**THE PROBLEM**
Gather every line from the entries below that includes "Sichtbar".

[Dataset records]
════════

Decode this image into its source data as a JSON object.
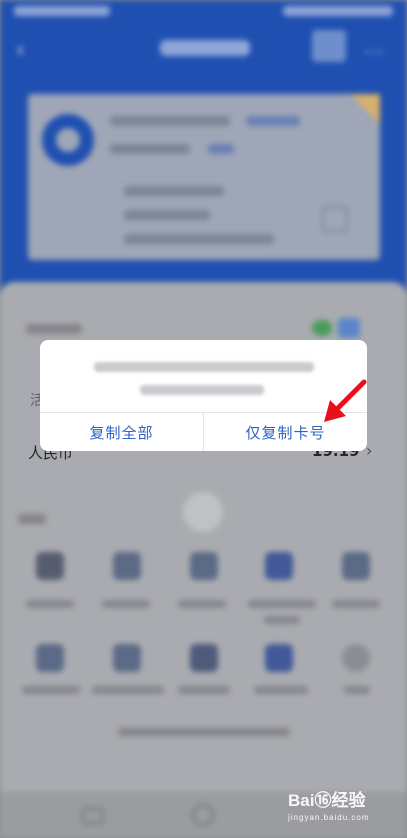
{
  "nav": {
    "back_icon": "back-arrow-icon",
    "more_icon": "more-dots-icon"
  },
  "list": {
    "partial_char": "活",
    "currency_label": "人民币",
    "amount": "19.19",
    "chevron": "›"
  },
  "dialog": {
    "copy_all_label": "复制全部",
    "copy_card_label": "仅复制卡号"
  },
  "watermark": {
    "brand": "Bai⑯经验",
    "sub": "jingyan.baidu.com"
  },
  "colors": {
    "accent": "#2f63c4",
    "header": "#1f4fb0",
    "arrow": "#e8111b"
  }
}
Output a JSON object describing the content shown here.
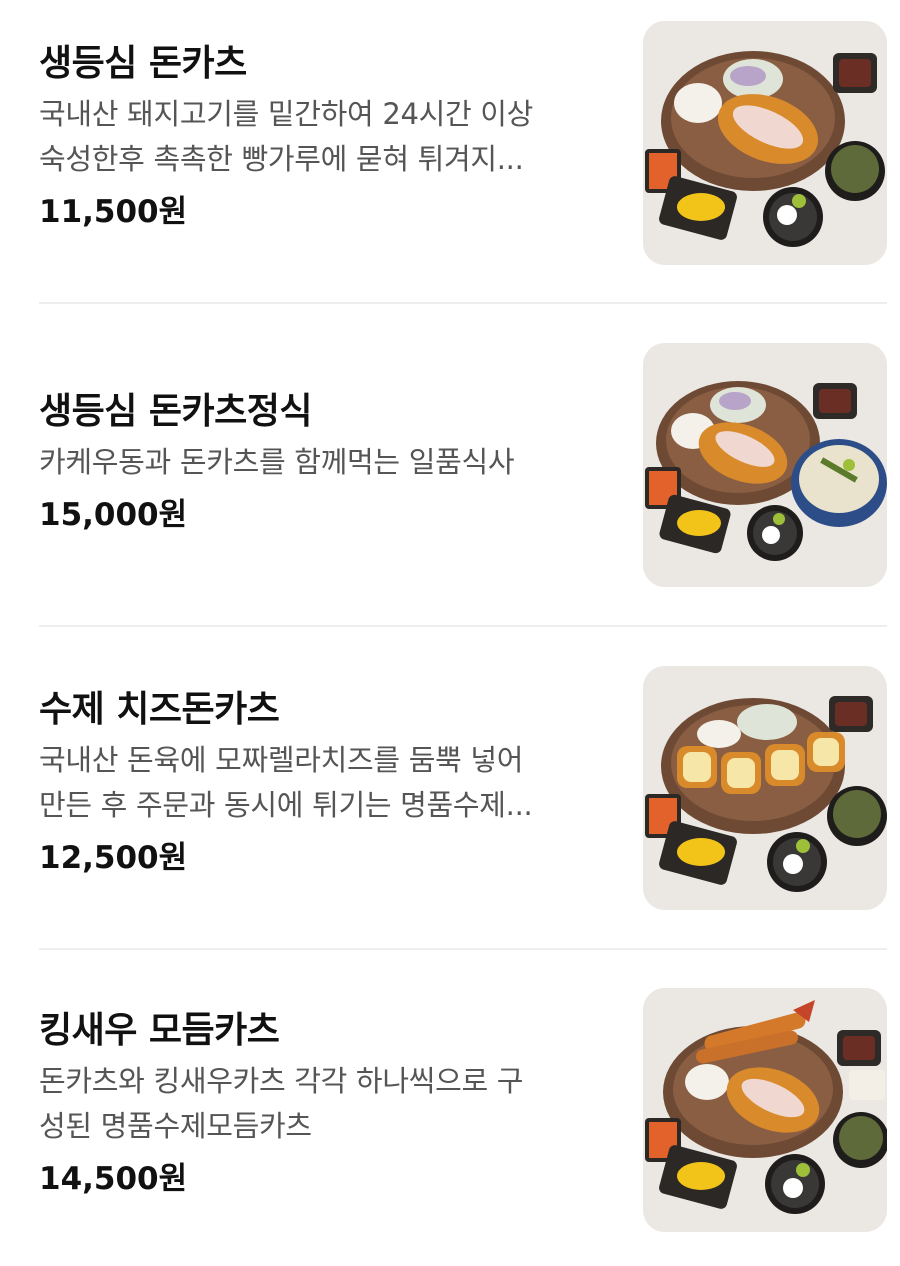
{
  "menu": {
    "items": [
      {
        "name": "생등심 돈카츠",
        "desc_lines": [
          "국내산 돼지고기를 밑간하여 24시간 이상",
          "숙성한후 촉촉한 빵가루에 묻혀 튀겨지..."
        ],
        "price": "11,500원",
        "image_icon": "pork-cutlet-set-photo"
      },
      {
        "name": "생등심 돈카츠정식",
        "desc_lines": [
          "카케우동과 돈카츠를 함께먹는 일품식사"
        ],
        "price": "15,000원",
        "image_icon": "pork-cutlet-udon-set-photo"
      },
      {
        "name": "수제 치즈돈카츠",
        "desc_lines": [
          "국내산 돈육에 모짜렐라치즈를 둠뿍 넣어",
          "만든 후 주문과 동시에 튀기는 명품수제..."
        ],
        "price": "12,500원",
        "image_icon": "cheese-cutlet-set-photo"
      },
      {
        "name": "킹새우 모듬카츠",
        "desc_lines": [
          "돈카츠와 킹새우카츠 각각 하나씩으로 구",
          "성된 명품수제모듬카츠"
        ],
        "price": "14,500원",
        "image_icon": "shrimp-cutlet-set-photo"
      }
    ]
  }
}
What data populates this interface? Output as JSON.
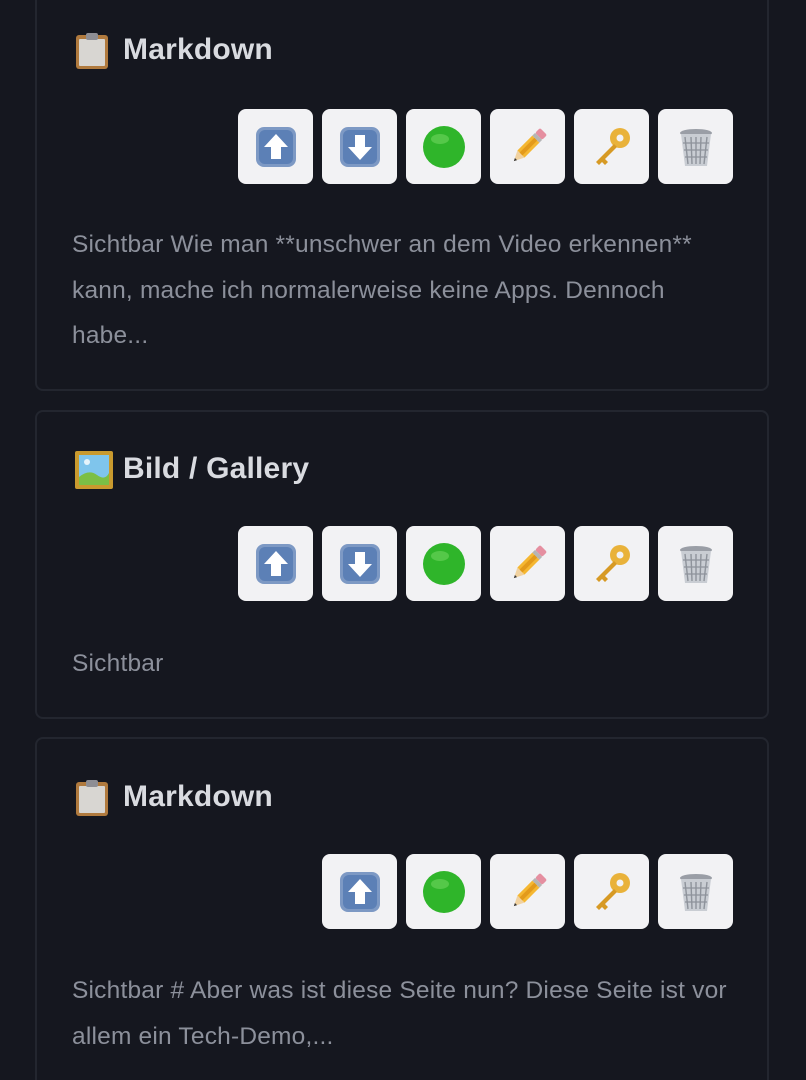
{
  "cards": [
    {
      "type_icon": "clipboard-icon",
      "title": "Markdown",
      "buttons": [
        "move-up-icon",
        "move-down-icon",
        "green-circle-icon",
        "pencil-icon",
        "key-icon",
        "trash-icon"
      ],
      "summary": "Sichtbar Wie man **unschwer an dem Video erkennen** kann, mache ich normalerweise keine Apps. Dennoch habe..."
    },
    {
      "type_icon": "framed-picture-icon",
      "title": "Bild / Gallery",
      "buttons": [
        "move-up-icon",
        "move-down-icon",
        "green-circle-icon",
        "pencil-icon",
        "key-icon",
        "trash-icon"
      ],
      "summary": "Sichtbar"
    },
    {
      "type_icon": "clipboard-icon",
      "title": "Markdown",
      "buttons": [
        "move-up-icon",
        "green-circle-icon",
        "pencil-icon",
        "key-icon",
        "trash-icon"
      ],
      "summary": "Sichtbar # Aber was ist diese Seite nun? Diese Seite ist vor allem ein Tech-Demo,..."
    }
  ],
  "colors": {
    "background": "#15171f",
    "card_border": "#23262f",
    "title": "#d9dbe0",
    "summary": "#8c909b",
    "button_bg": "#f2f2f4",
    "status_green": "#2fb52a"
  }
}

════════

**YOUR RESPONSE**
      "summary": "Sichtbar Wie man **unschwer an dem Video erkennen** kann, mache ich normalerweise keine Apps. Dennoch habe..."
      "summary": "Sichtbar"
      "summary": "Sichtbar # Aber was ist diese Seite nun? Diese Seite ist vor allem ein Tech-Demo,..."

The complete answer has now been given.